(WHAT NEEDS TO BE DONE)
How many of the lines below contain "User"? Answer with that number alone.

(Items from an interface collection)

____________

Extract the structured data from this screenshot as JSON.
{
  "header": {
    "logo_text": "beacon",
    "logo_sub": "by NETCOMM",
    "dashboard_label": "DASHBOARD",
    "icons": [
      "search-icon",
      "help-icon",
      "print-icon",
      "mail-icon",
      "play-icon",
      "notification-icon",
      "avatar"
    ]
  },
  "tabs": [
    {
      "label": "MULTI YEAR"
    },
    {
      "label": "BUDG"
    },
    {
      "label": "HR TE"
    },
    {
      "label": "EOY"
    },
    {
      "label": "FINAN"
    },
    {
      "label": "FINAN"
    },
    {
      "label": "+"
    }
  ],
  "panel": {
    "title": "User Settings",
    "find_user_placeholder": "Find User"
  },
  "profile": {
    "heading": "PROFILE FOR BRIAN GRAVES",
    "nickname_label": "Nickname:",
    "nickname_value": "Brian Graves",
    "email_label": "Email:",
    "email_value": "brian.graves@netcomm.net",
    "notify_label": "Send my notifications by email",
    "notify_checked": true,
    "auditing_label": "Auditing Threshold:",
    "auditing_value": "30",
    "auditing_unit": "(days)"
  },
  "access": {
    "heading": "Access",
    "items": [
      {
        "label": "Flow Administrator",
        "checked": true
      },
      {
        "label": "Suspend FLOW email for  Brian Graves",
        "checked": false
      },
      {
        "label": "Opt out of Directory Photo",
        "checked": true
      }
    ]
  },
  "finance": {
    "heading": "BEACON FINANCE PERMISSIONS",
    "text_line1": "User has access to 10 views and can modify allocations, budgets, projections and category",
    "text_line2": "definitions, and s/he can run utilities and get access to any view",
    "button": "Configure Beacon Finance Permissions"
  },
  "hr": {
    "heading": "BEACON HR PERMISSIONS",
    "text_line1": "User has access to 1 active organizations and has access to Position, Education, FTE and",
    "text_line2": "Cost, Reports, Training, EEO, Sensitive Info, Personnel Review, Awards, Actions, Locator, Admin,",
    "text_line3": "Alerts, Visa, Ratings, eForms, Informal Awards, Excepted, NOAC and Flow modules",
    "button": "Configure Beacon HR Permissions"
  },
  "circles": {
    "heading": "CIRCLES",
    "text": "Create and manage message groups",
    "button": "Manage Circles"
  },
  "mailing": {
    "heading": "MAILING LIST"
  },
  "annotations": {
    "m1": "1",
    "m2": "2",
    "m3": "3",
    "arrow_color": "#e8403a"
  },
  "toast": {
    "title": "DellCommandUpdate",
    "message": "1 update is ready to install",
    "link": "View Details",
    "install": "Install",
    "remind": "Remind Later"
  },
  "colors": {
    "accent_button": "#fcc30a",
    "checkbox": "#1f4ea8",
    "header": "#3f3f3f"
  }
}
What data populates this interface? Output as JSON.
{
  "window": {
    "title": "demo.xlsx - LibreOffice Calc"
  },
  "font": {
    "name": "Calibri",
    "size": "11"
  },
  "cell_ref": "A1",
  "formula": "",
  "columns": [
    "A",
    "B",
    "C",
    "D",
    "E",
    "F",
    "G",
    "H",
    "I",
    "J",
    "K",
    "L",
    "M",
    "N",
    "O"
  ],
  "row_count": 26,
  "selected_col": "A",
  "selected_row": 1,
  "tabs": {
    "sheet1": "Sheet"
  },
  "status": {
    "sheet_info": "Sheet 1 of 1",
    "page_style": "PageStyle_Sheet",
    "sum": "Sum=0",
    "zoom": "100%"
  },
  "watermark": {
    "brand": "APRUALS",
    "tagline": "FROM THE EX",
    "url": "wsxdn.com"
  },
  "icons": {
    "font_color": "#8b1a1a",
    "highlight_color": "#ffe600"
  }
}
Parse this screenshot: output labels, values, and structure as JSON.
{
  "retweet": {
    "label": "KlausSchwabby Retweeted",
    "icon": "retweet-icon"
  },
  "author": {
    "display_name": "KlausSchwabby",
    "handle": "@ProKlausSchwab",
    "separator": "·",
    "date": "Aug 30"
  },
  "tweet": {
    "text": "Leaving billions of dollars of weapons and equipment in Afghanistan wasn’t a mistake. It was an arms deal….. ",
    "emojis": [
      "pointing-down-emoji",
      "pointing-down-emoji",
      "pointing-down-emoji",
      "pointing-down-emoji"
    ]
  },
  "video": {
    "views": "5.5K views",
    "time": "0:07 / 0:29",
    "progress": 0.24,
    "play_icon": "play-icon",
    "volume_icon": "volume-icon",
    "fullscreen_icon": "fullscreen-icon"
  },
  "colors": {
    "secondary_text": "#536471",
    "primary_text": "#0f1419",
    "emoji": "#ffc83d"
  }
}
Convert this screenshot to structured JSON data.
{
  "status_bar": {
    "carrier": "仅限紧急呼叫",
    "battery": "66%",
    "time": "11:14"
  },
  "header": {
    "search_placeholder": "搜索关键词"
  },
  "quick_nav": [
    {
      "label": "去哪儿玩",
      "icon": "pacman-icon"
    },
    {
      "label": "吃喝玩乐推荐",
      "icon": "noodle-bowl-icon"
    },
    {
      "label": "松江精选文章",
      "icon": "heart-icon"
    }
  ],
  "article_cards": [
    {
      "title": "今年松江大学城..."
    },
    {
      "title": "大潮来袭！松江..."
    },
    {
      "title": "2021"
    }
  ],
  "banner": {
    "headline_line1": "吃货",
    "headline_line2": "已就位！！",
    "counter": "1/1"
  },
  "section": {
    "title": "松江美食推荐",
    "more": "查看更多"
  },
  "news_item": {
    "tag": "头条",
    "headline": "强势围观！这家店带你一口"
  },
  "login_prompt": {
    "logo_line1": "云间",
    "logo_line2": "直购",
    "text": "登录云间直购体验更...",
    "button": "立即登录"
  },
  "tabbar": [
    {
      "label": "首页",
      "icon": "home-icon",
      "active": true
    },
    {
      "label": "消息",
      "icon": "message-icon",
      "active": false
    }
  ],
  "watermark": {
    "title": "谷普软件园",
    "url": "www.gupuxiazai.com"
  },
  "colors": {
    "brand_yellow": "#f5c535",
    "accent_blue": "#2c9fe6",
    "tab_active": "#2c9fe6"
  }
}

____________

(EXERCISE OUTPUT)
4